- A flexible stem transmits mechanical actuation from the actuation unit to the 2-segment snake-like robot. This configuration allows remotizing the actuation units from the laryngoscope’s entry point in order to provide enough access for visualization of the larynx. Furthermore, it also allows to accommodate the size of the actuation units, since when two actuation units are placed next to each other, it requires an opening much bigger than the opening of a normally-used laryngoscope.
- Each z-φ stage provides two degrees of freedom, which are rotation about and translation along the longitudinal axis of the flexible stem. This rotation will be converted by the snake-like continuum robot into rotation about the longitudinal axis of the gripper through a special mode of operation called rotation about the backbone. When the base of the snake-like robot is rotated by the z-φ stage through the flexible stem, the snake-like robot can be controlled accordingly by assigning an angular velocity with an identical magnitude. The resultant motion will be a rotation about the longitudinal axis of the gripper, which would enable suturing motion in any direction within the orientation workspace of the snake-like robot.
- The 5-bar parallel robot bends the flexible stem to provide precise placement of the snake-like continuum robot inside the laryngoscope. This configuration will generate much less collision problems and ensure a better overall system stiffness than if the actuation unit itself is manipulated. In the current setup, the actuation unit is rigidly fixed to a stationary base frame and the 5-bar parallel robot uses flexibility of the flexible stem in order to precisely place the snake-like robot. The placement can be approximated as a two-DoF planar motion in the kinematics modeling.
- Each robotic slave arm has a total eight degrees of freedom to control the end effector (the gripper). This configuration provides kinematic redundancy for the slave arm to avoid collision with each other and/or perform complicated tasks.
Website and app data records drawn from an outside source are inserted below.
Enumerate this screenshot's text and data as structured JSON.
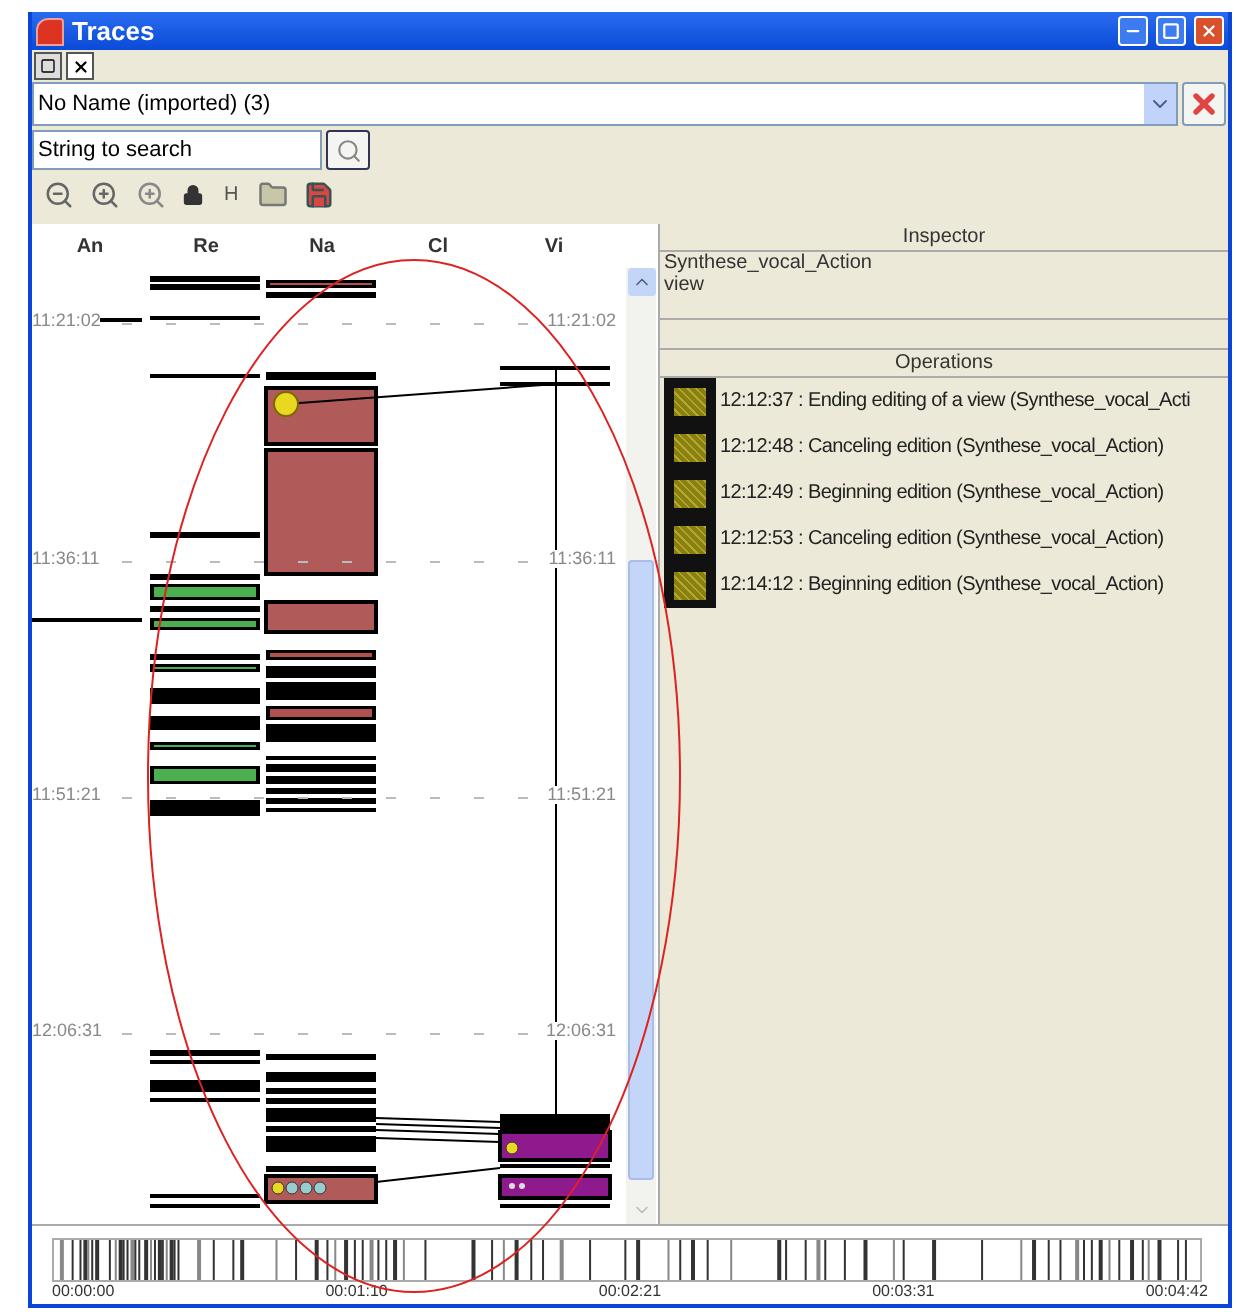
{
  "window": {
    "title": "Traces"
  },
  "trace_selector": {
    "value": "No Name (imported) (3)"
  },
  "search": {
    "placeholder": "String to search"
  },
  "toolbar": {
    "text_button": "H"
  },
  "trace_view": {
    "columns": [
      "An",
      "Re",
      "Na",
      "Cl",
      "Vi"
    ],
    "time_marks_left": [
      "11:21:02",
      "11:36:11",
      "11:51:21",
      "12:06:31"
    ],
    "time_marks_right": [
      "11:21:02",
      "11:36:11",
      "11:51:21",
      "12:06:31"
    ]
  },
  "inspector": {
    "title": "Inspector",
    "lines": [
      "Synthese_vocal_Action",
      "view"
    ]
  },
  "operations": {
    "title": "Operations",
    "items": [
      "12:12:37 : Ending editing of a view (Synthese_vocal_Acti",
      "12:12:48 : Canceling edition (Synthese_vocal_Action)",
      "12:12:49 : Beginning edition (Synthese_vocal_Action)",
      "12:12:53 : Canceling edition (Synthese_vocal_Action)",
      "12:14:12 : Beginning edition (Synthese_vocal_Action)"
    ]
  },
  "timeline": {
    "ticks": [
      "00:00:00",
      "00:01:10",
      "00:02:21",
      "00:03:31",
      "00:04:42"
    ]
  }
}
Since each segment of the snake-like robot has three independently actuated joints to provide actuation redundancy to optimize the load between backbones, plus one controlled joint is used to control the gripper, each robotic slave arm has eleven actuated joints.